## YOUR GOAL
Copy out each line of the material below that holds the string "Robertson".

## GIVEN DATA
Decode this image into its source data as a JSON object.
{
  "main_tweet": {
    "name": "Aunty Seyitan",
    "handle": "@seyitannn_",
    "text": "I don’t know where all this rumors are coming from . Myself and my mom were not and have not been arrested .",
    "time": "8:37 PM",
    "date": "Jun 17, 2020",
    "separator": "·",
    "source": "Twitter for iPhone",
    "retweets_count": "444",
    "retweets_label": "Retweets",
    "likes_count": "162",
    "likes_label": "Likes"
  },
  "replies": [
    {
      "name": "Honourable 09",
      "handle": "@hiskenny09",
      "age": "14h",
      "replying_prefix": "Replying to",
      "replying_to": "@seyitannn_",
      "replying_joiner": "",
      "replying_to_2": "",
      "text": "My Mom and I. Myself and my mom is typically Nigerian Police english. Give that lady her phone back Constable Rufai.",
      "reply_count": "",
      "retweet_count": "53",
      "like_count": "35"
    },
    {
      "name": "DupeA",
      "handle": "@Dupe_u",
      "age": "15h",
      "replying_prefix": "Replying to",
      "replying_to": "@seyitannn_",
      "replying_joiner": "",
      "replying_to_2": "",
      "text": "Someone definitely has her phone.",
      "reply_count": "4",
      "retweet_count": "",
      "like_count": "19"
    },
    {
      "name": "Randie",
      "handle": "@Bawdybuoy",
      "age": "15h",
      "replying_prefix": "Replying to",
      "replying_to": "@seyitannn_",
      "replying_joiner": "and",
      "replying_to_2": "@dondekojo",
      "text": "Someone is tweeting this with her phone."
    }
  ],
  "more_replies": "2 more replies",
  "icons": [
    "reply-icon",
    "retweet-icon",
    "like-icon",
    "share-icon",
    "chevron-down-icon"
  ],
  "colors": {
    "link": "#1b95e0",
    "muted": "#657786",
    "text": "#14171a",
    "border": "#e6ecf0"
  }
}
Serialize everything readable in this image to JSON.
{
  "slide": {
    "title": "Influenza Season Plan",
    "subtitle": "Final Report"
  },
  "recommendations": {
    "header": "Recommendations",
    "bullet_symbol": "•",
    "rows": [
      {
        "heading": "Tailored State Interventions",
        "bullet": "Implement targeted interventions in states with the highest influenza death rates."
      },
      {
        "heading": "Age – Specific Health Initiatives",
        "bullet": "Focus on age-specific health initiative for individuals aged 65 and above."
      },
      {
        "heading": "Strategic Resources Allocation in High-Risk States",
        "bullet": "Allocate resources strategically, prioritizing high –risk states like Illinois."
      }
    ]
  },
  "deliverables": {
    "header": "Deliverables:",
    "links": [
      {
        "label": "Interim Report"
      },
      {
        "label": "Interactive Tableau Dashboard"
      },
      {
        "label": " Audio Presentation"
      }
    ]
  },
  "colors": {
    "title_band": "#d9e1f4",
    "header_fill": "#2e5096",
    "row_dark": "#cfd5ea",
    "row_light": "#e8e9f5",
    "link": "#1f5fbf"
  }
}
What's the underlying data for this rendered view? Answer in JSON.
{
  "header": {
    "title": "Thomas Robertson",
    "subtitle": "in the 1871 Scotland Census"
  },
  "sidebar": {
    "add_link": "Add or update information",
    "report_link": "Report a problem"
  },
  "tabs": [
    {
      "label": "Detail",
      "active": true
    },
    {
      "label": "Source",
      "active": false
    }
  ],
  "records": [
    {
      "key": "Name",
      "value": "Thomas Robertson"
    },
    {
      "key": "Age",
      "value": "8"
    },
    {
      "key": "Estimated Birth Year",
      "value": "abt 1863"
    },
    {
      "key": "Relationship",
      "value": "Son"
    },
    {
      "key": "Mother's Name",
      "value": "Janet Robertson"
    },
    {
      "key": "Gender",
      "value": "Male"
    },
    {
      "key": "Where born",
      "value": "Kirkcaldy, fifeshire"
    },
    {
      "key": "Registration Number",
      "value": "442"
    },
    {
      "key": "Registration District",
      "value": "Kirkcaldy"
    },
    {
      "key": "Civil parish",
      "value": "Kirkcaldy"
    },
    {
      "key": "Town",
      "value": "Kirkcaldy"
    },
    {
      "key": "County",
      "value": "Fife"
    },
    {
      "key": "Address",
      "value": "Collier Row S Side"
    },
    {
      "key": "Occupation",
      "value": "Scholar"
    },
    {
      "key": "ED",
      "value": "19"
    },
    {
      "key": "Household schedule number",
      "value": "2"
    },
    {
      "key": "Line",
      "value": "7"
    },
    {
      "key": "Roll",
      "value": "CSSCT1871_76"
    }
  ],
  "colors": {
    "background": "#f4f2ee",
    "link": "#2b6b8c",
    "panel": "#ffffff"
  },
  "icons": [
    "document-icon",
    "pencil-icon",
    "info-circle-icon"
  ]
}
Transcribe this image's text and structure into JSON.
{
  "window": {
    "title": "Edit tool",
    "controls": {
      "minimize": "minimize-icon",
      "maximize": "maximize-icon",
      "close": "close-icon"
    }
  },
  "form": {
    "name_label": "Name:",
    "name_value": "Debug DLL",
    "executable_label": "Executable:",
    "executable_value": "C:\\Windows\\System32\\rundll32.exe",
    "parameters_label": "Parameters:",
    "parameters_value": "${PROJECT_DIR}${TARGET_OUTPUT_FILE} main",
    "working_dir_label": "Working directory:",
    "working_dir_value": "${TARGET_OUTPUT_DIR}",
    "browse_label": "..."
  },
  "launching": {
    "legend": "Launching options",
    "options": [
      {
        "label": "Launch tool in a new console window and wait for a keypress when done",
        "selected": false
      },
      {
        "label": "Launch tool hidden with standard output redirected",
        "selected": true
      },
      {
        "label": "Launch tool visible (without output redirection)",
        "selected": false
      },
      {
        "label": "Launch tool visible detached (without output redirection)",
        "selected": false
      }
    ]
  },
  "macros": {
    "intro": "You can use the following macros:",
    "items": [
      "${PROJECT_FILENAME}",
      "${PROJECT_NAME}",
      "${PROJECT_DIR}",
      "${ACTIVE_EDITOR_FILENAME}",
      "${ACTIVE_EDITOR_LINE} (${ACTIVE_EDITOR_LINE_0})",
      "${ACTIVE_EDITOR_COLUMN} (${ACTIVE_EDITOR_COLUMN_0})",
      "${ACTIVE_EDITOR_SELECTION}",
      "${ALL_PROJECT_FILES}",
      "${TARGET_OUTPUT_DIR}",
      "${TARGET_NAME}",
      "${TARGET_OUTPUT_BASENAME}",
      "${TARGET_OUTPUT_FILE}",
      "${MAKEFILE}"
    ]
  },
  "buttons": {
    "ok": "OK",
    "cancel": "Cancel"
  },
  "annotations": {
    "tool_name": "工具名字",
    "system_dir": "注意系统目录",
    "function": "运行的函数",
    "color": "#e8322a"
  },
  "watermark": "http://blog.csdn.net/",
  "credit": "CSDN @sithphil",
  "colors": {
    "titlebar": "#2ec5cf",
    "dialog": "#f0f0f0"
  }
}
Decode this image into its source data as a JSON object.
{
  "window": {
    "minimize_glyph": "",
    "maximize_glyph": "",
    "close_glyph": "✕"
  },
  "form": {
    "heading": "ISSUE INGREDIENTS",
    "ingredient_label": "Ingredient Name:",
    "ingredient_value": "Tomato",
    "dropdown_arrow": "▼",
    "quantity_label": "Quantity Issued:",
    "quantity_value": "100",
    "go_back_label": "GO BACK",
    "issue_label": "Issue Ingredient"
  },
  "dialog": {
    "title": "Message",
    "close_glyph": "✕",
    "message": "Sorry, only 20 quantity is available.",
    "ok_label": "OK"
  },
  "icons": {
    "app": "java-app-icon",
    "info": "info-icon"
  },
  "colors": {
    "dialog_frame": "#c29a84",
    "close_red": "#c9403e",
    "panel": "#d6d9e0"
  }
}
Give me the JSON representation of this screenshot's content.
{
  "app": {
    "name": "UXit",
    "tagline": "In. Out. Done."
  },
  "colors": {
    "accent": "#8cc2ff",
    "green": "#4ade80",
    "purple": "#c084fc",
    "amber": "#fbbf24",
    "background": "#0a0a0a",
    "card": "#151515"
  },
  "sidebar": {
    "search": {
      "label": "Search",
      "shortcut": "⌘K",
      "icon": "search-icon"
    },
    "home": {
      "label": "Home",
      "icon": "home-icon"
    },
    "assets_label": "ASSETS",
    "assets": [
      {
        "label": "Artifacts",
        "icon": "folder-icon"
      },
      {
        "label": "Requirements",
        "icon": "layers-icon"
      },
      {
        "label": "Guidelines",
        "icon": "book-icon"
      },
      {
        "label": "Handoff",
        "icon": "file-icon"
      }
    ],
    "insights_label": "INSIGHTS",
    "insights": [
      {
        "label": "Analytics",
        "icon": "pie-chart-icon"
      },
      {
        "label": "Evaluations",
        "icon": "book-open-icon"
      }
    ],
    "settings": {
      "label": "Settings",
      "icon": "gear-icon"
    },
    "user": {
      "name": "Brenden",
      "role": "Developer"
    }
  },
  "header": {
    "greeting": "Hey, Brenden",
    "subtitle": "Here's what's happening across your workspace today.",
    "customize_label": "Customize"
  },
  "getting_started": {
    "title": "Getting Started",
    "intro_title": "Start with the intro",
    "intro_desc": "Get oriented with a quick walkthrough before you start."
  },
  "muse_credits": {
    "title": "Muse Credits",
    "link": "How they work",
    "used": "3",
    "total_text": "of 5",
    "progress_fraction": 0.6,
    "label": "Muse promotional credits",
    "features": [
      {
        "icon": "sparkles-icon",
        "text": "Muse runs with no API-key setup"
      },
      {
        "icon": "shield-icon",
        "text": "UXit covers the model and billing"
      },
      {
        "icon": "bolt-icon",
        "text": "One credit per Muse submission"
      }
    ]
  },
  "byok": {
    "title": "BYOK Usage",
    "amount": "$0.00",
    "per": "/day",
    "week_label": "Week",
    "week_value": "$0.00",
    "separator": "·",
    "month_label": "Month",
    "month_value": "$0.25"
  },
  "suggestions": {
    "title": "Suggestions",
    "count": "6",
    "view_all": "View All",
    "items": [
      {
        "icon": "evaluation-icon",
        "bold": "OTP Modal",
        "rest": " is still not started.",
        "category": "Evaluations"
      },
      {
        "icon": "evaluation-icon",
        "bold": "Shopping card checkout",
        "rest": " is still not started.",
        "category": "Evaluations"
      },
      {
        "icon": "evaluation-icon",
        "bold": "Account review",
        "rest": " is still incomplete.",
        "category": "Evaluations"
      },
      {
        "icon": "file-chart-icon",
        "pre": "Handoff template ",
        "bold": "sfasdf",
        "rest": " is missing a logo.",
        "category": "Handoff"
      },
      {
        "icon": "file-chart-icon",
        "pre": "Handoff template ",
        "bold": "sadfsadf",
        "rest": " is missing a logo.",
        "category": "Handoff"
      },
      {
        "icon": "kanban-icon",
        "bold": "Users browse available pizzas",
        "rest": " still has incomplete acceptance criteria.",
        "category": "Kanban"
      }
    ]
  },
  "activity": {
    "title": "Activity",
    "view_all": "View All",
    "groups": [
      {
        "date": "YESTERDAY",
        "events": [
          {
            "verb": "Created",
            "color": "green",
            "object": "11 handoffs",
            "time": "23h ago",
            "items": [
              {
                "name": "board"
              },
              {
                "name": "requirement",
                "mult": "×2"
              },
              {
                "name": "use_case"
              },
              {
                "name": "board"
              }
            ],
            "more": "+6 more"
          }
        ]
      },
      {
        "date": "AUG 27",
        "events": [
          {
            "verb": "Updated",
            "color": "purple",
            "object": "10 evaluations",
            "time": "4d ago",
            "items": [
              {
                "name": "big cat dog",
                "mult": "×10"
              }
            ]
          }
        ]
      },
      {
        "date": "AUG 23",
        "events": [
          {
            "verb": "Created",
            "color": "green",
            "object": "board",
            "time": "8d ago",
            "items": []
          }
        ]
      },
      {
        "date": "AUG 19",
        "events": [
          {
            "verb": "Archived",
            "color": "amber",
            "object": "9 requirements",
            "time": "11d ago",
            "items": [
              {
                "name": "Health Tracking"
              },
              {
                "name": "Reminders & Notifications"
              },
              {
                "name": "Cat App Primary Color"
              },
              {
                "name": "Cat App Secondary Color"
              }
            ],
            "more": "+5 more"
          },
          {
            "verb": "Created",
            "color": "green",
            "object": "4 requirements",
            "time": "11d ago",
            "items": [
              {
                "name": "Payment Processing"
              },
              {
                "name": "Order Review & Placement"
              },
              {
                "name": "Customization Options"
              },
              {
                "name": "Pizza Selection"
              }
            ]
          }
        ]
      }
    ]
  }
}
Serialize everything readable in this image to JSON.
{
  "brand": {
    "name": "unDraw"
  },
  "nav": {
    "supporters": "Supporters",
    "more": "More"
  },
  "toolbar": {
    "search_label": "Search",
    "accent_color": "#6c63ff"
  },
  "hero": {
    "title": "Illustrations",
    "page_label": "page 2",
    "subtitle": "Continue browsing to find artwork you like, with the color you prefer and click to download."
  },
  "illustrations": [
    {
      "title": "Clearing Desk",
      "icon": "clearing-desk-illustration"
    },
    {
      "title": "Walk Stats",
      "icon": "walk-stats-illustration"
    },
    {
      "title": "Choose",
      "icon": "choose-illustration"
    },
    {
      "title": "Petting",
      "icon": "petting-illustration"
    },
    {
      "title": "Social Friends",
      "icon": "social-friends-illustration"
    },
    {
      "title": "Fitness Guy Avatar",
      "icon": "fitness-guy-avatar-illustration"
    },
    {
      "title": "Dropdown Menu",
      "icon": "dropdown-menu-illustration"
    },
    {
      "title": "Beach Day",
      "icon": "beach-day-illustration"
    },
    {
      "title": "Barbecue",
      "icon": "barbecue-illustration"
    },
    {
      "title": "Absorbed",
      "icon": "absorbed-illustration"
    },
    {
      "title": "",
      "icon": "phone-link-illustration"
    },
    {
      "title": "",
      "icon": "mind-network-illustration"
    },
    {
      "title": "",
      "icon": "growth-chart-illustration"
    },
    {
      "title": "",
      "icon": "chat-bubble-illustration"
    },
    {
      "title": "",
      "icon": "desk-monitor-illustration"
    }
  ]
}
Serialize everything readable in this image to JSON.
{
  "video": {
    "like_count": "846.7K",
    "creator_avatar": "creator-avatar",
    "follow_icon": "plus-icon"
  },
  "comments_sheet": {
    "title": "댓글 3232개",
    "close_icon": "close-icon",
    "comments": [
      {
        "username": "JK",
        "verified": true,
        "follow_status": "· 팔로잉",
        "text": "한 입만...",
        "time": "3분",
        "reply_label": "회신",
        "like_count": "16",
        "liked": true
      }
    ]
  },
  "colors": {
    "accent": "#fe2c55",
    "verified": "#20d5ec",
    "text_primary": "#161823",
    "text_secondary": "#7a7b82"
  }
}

## ANSWER TO THIS EXERCISE
    "title": "Thomas Robertson",
      "value": "Thomas Robertson"
      "value": "Janet Robertson"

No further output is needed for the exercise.